◆ **TASK STATEMENT**
Report the number of lines in the records below that contain the word "Região", and nothing more.

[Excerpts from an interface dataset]
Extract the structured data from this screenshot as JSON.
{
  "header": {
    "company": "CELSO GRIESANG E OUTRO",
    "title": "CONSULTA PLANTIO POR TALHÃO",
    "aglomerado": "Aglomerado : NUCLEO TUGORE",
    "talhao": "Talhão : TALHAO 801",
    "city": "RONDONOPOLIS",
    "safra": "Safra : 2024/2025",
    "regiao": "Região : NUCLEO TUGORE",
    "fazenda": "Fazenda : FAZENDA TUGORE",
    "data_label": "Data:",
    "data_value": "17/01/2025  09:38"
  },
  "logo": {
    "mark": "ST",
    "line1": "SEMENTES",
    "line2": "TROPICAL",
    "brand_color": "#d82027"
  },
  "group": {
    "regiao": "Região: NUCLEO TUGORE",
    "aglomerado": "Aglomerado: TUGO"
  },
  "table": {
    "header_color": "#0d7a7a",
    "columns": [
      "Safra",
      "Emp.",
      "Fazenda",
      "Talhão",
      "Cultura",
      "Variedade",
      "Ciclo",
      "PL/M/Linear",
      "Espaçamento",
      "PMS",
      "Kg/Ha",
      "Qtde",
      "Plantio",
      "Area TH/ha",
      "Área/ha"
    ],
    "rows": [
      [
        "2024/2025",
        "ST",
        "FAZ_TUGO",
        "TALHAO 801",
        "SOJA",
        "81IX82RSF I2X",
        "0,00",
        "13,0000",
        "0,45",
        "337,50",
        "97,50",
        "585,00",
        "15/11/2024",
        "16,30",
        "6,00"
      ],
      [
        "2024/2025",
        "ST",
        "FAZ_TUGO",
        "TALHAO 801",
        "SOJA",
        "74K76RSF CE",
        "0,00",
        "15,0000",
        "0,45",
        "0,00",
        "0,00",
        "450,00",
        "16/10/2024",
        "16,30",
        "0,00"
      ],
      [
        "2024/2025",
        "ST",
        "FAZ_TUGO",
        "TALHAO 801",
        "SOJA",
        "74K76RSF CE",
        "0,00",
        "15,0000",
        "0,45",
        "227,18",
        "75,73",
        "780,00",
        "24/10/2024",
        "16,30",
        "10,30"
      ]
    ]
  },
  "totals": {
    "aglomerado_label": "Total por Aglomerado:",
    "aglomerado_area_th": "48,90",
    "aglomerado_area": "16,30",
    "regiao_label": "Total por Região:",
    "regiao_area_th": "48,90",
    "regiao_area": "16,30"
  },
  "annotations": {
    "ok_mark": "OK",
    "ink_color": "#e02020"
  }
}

◆ **ANSWER**
3